--- Extracted data Enclosed Below ---

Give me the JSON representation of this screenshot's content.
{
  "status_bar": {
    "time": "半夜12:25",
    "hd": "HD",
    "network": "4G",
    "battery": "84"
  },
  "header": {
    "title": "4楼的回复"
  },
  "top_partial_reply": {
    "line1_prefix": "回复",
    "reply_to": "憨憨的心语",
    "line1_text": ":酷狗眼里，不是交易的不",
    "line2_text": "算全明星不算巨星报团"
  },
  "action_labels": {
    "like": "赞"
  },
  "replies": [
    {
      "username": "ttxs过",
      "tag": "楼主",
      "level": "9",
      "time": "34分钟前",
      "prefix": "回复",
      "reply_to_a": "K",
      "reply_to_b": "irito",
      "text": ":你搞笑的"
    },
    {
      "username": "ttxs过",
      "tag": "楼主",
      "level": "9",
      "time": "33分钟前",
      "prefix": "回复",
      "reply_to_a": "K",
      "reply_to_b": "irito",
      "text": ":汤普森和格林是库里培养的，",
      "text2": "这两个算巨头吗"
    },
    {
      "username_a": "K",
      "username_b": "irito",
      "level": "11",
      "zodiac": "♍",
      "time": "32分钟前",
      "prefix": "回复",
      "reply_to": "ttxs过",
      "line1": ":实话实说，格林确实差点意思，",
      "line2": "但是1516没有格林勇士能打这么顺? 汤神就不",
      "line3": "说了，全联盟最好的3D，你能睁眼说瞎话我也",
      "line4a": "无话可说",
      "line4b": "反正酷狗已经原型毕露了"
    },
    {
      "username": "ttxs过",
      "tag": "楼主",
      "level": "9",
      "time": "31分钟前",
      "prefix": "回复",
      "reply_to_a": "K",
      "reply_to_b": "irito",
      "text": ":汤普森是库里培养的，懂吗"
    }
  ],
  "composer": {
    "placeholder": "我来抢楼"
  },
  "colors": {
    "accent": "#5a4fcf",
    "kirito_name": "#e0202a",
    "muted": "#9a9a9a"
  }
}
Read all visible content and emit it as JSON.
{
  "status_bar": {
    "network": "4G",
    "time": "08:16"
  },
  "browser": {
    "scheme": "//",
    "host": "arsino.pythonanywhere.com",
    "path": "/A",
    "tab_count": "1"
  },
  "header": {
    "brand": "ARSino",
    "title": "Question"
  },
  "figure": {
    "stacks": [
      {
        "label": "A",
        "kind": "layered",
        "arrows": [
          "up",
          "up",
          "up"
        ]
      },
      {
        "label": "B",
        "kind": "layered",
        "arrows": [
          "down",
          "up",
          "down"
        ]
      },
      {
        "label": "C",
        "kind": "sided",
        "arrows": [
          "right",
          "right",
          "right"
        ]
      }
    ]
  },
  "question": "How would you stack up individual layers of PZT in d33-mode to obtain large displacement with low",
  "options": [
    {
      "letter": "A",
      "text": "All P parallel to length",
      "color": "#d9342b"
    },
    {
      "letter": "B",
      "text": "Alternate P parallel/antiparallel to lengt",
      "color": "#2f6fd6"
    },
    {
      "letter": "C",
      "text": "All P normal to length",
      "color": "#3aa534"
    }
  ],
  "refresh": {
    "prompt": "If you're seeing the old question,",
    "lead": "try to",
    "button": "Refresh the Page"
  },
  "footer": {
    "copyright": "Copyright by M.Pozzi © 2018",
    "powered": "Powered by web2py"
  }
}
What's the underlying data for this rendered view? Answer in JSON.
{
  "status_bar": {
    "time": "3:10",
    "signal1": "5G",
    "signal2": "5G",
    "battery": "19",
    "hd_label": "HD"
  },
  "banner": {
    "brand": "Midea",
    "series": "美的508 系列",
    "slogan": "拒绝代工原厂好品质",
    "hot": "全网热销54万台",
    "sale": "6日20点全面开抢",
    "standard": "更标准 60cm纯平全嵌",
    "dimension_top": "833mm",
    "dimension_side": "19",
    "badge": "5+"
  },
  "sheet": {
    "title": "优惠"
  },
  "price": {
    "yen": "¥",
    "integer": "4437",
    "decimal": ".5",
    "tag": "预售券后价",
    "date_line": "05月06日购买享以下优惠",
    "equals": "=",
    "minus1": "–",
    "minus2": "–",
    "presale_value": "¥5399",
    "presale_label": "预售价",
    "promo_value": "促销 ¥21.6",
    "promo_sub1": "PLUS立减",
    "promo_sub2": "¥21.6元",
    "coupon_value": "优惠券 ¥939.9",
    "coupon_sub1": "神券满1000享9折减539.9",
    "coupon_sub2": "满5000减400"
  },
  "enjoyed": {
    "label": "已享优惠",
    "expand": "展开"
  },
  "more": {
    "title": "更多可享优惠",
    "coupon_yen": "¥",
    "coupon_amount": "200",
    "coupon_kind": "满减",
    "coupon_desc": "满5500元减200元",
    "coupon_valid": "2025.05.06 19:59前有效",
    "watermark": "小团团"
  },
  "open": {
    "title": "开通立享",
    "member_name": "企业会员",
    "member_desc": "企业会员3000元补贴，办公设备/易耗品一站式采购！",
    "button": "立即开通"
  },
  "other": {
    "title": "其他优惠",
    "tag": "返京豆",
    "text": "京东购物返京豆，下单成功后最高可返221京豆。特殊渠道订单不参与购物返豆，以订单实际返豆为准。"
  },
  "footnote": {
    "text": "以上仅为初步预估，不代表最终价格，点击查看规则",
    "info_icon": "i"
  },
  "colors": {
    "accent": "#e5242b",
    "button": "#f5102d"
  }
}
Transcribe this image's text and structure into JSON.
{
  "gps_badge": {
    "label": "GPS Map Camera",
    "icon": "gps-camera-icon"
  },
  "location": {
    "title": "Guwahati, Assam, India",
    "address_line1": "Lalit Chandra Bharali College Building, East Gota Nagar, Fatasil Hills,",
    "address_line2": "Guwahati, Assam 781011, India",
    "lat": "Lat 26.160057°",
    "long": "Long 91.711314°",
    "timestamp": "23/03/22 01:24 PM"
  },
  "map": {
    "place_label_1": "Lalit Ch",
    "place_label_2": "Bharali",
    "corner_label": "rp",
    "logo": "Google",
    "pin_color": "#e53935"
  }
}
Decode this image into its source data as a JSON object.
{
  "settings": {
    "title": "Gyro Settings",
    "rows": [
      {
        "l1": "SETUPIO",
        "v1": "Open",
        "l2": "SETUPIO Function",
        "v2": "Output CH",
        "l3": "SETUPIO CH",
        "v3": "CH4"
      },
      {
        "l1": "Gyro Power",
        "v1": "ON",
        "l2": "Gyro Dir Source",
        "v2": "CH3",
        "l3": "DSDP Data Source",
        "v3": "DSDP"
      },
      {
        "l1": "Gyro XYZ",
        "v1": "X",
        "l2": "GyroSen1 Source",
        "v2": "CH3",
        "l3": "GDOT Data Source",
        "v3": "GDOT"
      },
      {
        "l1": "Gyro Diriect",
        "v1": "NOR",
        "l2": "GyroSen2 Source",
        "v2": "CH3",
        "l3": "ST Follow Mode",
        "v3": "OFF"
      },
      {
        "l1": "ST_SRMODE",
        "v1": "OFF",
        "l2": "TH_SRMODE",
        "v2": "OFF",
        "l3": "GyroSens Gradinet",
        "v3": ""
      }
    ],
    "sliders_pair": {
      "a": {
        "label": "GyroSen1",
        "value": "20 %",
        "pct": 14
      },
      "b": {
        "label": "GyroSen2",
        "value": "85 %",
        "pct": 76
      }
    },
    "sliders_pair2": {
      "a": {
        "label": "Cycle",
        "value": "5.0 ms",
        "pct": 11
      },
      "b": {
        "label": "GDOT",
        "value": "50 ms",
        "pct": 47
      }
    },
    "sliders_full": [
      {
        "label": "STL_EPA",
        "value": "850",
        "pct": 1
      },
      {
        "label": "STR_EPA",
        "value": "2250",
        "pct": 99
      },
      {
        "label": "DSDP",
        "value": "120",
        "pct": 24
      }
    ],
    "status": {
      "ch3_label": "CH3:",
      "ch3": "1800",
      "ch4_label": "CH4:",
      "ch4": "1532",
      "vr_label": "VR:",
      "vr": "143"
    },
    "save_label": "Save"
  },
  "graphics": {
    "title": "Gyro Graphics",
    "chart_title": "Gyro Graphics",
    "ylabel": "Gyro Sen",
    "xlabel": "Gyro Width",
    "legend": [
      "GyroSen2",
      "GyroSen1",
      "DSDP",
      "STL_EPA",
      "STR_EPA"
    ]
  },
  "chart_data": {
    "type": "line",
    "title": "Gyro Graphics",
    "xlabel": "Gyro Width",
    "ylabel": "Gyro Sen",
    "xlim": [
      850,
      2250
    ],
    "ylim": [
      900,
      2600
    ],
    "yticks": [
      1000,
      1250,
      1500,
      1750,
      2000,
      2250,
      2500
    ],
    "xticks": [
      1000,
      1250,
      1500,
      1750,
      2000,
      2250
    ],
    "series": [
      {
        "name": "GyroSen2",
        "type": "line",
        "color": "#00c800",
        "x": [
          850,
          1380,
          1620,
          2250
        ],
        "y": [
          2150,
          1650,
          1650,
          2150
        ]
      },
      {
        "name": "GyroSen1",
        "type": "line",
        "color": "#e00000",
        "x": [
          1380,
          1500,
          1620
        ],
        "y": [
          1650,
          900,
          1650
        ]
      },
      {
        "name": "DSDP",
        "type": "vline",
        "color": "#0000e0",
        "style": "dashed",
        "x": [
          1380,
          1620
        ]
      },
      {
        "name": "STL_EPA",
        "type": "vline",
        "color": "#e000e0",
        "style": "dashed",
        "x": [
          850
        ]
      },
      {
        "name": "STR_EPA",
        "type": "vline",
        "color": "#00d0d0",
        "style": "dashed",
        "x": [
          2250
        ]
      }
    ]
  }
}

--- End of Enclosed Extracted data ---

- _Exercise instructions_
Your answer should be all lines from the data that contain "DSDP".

- _Task result_
        "l3": "DSDP Data Source",
        "v3": "DSDP"
        "label": "DSDP",
      "DSDP",
        "name": "DSDP",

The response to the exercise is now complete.